It seems that barely a month goes by without a major global cybersecurity attack hitting the headlines. However, what you don’t tend to hear about in the news are the countless smaller data breaches affecting businesses and individuals every day.
There’s no doubt that the cyber threat landscape is constantly changing, with hackers taking advantage of lucrative new scams and exploits. However, despite the very real threat facing businesses today, most computer problems are not a result of a data breach or a virus.
That’s why it’s important to be able to identify the signs that a computer has been compromised.
#1. Fake Antivirus Messages Appear
Although rogue antivirus software isn’t quite as prevalent as it used to be, the sudden appearance of strange messages claiming that your computer is infected is a sure sign it’s been compromised. Fake antivirus warnings and other messages may also appear in the form of popups on malicious websites.
These rogue programs rely on a sense of fear and urgency they instill in victims, with the aim of compelling them to pay money to fix the alleged problem. Legitimate antivirus software will also display warnings, of course, but they are usually easy to tell apart.

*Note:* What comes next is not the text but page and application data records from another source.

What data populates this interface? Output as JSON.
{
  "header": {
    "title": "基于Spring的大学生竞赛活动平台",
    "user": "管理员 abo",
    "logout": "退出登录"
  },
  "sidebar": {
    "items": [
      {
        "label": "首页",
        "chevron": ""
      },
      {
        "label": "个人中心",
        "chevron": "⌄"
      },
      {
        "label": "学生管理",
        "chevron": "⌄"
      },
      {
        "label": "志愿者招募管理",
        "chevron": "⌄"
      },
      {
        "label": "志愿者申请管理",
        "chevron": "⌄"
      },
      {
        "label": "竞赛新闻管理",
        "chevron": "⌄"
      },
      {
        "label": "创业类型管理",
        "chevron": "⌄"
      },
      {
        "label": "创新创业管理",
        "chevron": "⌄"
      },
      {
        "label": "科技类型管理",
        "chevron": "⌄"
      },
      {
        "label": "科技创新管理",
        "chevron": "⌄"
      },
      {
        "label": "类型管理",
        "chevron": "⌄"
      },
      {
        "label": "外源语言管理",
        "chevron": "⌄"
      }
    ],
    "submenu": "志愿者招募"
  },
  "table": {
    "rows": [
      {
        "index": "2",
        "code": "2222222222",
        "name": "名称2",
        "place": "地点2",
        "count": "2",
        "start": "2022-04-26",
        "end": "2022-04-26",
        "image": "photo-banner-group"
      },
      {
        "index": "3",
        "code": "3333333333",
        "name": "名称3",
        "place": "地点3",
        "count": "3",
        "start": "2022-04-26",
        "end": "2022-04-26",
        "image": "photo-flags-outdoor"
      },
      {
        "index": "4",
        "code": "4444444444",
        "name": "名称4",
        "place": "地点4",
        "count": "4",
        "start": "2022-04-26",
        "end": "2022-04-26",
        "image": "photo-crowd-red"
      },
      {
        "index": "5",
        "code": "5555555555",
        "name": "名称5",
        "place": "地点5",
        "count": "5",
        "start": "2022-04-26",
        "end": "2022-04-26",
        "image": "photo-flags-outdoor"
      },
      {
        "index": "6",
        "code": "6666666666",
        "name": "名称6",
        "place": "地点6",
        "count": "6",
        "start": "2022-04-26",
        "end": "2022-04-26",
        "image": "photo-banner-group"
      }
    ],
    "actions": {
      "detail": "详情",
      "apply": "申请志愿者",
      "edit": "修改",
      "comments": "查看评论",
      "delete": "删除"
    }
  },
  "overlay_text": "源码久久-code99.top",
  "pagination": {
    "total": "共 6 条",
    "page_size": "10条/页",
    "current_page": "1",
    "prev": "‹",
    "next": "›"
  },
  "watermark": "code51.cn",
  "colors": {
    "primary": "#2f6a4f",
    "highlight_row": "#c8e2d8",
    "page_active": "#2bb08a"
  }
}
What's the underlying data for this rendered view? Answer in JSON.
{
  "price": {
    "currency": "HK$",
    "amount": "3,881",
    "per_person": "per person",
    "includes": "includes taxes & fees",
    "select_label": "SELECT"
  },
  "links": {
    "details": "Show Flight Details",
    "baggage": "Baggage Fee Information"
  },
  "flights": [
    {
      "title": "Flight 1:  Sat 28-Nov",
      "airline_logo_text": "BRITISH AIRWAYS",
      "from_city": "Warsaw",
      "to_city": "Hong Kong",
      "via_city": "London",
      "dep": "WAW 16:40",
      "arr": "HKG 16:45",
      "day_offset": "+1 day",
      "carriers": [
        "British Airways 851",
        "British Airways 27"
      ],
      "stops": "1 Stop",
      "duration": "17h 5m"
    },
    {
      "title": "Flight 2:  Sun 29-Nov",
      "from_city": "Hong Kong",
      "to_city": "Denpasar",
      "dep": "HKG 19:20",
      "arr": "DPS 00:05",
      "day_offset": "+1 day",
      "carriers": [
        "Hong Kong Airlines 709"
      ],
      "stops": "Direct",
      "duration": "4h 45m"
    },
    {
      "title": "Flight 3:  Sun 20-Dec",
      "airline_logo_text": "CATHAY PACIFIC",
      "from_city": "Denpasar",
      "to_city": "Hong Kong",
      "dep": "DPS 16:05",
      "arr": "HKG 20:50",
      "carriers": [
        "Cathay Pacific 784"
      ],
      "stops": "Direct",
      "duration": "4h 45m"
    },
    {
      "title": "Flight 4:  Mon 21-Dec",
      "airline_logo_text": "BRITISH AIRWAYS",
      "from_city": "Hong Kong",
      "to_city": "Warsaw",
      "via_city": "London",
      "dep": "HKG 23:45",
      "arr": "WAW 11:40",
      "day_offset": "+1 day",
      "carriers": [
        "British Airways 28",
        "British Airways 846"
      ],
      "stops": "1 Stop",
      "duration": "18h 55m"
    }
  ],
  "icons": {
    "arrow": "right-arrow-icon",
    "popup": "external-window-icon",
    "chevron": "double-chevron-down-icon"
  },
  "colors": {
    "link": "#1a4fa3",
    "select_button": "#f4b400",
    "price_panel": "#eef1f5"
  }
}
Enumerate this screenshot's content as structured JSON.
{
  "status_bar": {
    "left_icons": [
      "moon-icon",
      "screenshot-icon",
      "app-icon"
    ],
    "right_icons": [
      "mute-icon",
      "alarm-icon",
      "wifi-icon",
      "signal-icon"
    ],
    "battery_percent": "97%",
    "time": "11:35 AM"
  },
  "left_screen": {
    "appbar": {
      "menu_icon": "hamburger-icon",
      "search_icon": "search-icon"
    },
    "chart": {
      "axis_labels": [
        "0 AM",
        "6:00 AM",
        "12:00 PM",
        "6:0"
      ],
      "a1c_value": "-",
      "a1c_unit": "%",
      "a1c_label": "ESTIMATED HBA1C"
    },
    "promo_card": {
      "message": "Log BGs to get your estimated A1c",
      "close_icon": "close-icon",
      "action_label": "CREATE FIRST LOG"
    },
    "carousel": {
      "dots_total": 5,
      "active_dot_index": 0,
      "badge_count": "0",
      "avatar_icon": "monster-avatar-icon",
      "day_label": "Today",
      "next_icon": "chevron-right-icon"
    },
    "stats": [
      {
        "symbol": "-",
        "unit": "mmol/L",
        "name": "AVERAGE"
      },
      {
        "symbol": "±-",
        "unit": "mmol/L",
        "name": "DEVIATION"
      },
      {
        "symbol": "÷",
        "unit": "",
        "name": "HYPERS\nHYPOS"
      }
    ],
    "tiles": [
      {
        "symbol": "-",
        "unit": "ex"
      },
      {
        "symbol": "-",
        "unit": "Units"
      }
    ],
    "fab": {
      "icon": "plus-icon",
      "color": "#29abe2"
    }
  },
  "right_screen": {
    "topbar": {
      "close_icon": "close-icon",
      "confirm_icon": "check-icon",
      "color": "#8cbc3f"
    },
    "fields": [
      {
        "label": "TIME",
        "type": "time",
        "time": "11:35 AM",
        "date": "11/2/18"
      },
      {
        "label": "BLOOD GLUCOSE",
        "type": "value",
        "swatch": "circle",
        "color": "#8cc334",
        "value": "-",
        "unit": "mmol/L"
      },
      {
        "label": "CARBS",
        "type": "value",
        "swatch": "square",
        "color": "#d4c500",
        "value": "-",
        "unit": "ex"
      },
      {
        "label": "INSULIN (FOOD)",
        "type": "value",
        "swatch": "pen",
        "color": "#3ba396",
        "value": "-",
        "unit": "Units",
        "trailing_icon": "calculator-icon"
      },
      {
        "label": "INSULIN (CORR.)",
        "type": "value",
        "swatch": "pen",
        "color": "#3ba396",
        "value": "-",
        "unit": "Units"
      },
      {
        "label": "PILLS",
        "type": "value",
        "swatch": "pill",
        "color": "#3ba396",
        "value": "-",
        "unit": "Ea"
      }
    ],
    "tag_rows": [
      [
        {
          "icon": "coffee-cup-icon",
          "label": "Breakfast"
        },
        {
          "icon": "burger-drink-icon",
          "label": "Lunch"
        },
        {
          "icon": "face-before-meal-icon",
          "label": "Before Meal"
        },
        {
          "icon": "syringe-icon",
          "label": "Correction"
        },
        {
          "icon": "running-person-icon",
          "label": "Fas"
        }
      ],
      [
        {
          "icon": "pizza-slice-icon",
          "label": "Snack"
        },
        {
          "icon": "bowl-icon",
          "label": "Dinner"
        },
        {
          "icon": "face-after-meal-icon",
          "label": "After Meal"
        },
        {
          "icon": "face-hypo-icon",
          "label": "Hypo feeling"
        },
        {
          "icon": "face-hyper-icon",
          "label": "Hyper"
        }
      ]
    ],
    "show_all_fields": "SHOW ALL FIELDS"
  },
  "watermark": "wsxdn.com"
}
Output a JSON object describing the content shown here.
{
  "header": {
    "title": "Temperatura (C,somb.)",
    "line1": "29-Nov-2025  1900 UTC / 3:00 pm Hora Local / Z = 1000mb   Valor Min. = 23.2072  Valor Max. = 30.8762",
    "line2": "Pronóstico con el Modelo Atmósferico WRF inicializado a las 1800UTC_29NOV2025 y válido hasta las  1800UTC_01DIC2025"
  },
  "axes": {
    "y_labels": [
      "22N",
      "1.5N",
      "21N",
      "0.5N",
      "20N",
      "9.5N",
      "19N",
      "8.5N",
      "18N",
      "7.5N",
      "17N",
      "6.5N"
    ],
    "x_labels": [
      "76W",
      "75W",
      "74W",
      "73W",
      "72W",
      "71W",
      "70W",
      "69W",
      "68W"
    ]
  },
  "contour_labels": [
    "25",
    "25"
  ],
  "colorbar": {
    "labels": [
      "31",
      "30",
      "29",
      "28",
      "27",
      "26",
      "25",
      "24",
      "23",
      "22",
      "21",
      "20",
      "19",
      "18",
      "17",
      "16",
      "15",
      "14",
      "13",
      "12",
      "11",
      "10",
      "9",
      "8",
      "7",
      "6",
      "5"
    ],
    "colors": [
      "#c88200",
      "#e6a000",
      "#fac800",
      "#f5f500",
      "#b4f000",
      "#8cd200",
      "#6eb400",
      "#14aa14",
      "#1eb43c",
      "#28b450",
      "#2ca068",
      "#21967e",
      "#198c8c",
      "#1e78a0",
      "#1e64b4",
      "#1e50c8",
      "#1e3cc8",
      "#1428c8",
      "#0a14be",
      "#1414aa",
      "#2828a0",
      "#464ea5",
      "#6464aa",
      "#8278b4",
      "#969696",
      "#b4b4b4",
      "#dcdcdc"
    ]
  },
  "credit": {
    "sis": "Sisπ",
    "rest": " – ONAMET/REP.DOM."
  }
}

#2. Internet Searches Are Redirected
Many hackers and scammers rely on redirecting your browser to a malicious website or trying to encourage you to click on a link or a malicious download. Others will try to get you to surrender confidential information.
If your homepage has inexplicably changed or your search queries redirect you to an unknown search engine or website, then you can be sure that your computer has been infected.
Fortunately, many of these infections are not particularly severe, and may be caused by adware packaged with an otherwise legitimate program.
#3. A Ransom Message Appears
With this year’s WannaCry and Petya ransomware attacks making headlines all over the world, there’s no doubt that extortion has become the latest theme in the cybersecurity scene.
A ransom message appearing when you turn on your computer is a sure sign that your files have been or are in the process of being encrypted. If this happens, you should never pay the ransom, since there is no guarantee that you will be able to regain access to your files anyway. Instead, you’ll need to completely wipe the computer and restore a recent backup.
#4. Your Passwords Stop Working
Forgetting login credentials is one of the most common computer-related problems of all. However, if you’re confident that you know your password, and you have tried to enter it several times, there is a possibility that someone may have hijacked your account. This often happens when a victim responds to an authentic-looking phishing scam by unwittingly providing a hacker with their password.
If this happens, you’ll need to regain control over your account as soon as possible and change the passwords for any other accounts that share the same login credentials.
#5. The Mouse Moves by Itself
It might be alarming if a mouse pointer suddenly starts moving around by itself, but if the movements are random, then you can be almost certain it’s a hardware error.
However, if the pointer makes logical selections and your computer appears to have a mind of its own, then it’s certain that someone is accessing your desktop remotely.
While remote desktop software is common in the workplace for providing support to end users, you’ll want to be sure that the actions are legitimate rather than the result of a hacker gaining full access to your system.
Proactive cybersecurity should always be at the forefront of any business IT strategy, but no amount of training and technology will make you completely immune. That’s why every business should also have a robust disaster recovery strategy. If you’re looking for a cloud-based solution that will keep your data safe, call Truewater today.